(Data about app and page elements)
┌────────
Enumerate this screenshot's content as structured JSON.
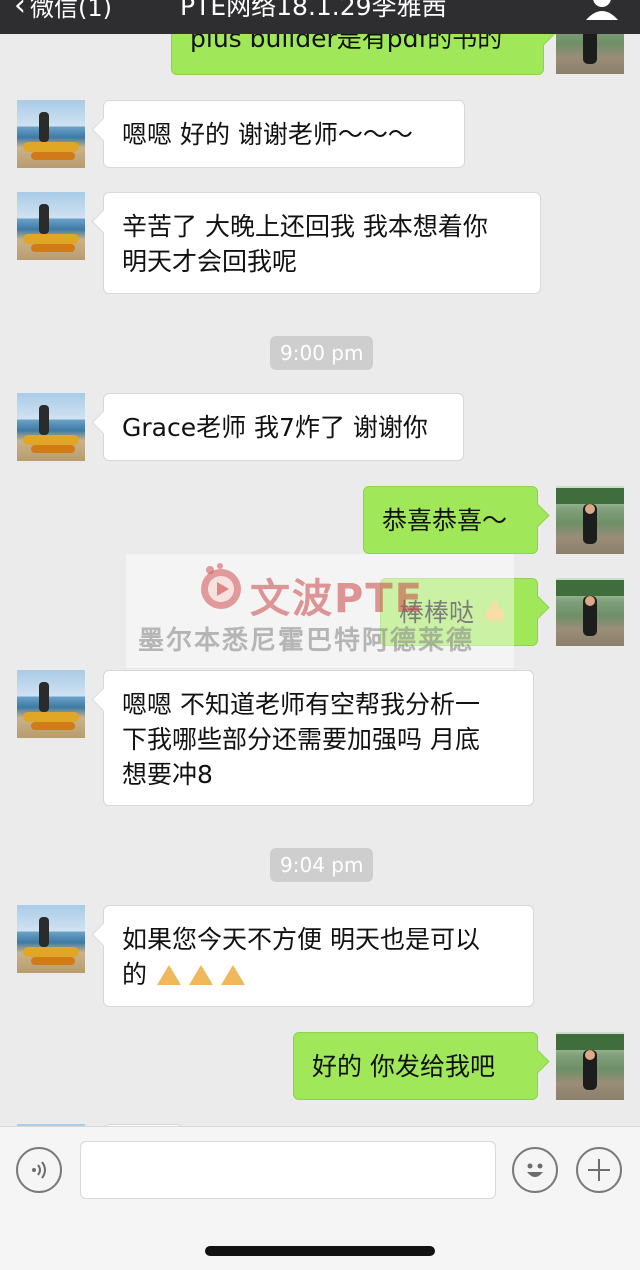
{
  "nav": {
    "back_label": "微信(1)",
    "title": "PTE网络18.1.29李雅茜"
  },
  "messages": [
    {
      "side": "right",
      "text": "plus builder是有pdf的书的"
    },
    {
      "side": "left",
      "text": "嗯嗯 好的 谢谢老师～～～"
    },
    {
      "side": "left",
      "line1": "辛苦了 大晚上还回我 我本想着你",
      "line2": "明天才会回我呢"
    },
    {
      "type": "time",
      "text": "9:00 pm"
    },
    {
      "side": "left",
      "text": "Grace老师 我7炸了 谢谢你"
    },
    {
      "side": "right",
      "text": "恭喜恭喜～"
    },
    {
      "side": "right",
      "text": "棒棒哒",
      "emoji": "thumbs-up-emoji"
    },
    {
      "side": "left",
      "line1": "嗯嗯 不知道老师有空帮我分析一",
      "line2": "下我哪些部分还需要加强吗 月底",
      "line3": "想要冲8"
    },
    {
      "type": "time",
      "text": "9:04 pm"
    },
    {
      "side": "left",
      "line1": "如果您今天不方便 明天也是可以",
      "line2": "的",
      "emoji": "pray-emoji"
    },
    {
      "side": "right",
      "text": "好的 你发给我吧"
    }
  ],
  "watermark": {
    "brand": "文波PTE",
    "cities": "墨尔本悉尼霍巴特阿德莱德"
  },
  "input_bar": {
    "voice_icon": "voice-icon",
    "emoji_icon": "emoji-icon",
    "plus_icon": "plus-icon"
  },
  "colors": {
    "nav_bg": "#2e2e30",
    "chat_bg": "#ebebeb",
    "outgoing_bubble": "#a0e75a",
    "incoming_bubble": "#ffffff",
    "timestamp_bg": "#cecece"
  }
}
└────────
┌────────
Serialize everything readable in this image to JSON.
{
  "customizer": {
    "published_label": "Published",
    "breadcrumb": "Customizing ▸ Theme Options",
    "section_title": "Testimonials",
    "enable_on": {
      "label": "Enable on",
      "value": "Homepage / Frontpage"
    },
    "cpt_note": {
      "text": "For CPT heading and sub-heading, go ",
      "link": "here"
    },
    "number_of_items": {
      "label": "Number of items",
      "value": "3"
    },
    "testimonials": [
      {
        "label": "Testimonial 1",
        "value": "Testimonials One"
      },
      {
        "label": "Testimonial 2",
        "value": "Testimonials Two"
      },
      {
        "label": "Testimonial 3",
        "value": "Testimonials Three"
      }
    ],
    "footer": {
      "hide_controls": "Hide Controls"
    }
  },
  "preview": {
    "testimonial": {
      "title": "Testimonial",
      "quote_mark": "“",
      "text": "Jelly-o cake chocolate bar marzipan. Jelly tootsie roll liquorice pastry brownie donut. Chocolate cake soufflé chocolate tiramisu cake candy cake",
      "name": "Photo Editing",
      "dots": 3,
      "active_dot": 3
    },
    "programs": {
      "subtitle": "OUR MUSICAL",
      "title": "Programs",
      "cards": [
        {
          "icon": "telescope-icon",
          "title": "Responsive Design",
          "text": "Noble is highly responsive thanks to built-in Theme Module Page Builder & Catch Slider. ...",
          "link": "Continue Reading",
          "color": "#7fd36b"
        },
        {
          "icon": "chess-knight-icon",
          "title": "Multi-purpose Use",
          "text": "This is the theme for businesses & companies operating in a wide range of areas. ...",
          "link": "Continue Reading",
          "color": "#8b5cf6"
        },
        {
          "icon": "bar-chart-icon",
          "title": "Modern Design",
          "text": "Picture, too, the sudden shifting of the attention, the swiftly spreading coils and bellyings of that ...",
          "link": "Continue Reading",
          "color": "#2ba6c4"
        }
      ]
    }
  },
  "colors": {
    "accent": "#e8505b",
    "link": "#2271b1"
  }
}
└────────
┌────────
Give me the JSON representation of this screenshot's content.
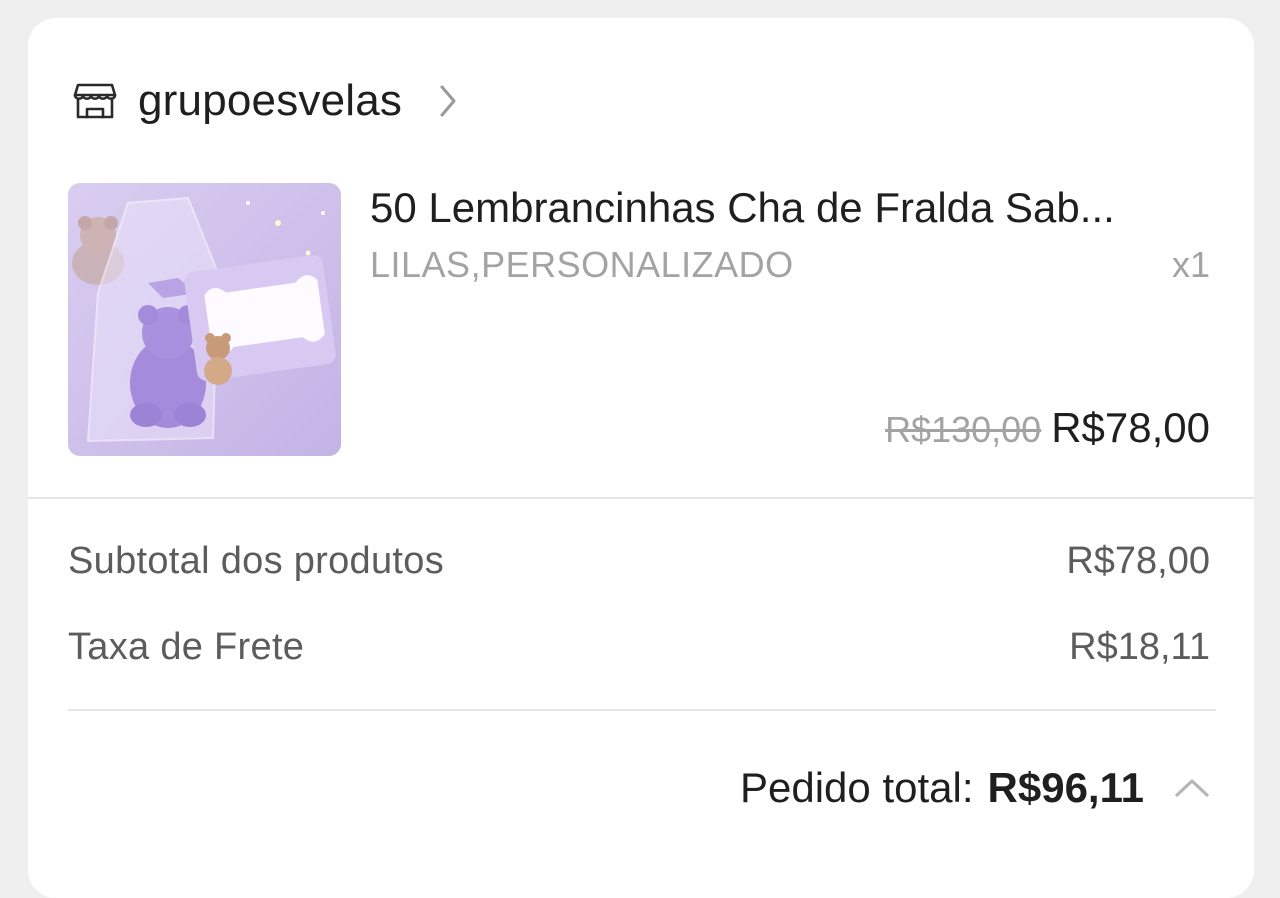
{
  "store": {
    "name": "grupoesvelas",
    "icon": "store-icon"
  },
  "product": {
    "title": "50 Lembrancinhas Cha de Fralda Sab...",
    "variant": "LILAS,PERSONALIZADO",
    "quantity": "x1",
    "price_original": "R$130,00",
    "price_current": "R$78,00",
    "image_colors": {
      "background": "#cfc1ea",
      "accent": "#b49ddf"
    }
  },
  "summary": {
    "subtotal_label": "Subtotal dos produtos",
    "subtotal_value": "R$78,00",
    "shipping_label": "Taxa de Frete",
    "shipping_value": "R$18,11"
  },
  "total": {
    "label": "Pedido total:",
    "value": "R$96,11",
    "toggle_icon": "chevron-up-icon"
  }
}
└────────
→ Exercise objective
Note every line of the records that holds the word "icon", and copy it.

→ Result of the exercise
    "voice_icon": "voice-icon",
    "emoji_icon": "emoji-icon",
    "plus_icon": "plus-icon"
          "icon": "telescope-icon",
          "icon": "chess-knight-icon",
          "icon": "bar-chart-icon",
    "icon": "store-icon"
    "toggle_icon": "chevron-up-icon"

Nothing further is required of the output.